And, with how I have tied the skein, I can easily tell which end is the outside end: the one that makes three ties.

And and: The inner tie only has to undo a short length, so it won't get discombobulated or be in the way as I rewind. I can tuck that short end back under the skein.

The longer end is the end I wind from. Very obvious which one to use, and I have a nice long run to run between my swift (holding the skein) and my skeiner, which I wind the skein onto.

Whew! So, how do I tie the reskeined skein? For storage, I will grab the nearest cotton string and put on 4 ties (or more, for fine yarns, or fewer for small skeins). For those, I usually use the "classic" figure-8 tie as described by Spin-Off Magazine. Here's the picture from my book Productive Spindling showing a 3-tied arm-skein:

Notice that I have not used the skein yarn itself in these ties. The ends lie flat within the yarn of the skein.

When the skein is prepared for the county fair, I will cut lengths from the skein itself, or if it is very precious, find an inobtrusive yarn in my stash of similar color and the same thickness or finer. These lengths are used to replace the cotton ties when the skein is retied for the fair.

When the skein is prepared for dyeing, I use very obvious ties in a material that won't take up the dye: white or cream acrylic, usually. I may put on a few extra ties for dyeing, as I need them to be loose enough for water and dye to make it through the tied area.

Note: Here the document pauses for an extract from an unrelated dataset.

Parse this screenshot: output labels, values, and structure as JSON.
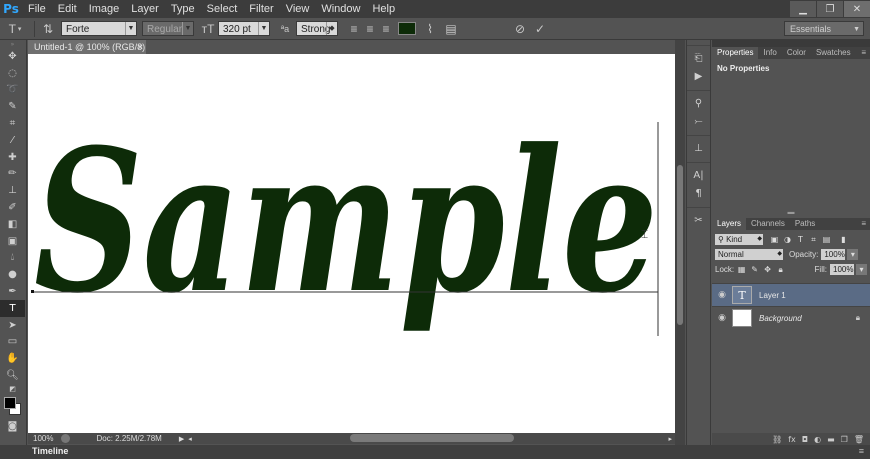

Those pale acrylic ties are easy to spot in the dyepot, allowing me to lift out the skein without turning it into a pot of spaghetti yarn.

The style of tie on my skein tells me what its status is, another benefit to my thoroughly thought-out skein-tyeing philosophy.

That is how I tie a skein. How about you?


© November 14, 2013 by Amelia of Ask The Bellwether, posted at http://askthebellwether.blogspot.com/

2 comments:

pecunium said...

I run a treble loop through the skein with a tapestry needle, using fine linen cooking twine.

Let's see if I can explain it.

Thread the needle, run through the skein from the back, and then out again, so that about 1/3rds is between the ends.

Cross the twine behind (I use an overhand/half-hitch, to make it more secure, but this isn't needed).

Pull around the outside, and tie-off with a sheet-bend/square knot.

I tuck the ends of the skein into the bend, so it's easy to find them.

The nice thing is that cutting the twine, at any point, makes it possible to just slip the twine off the skein.

pecunium said...

I run a treble loop through the skein with a tapestry needle, using fine linen cooking twine.

Let's see if I can explain it.

Thread the needle, run through the skein from the back, and then out again, so that about 1/3rds is between the ends.

Cross the twine behind (I use an overhand/half-hitch, to make it more secure, but this isn't needed).

Pull around the outside, and tie-off with a sheet-bend/square knot.

I tuck the ends of the skein into the bend, so it's easy to find them.

The nice thing is that cutting the twine, at any point, makes it possible to just slip the twine off the skein.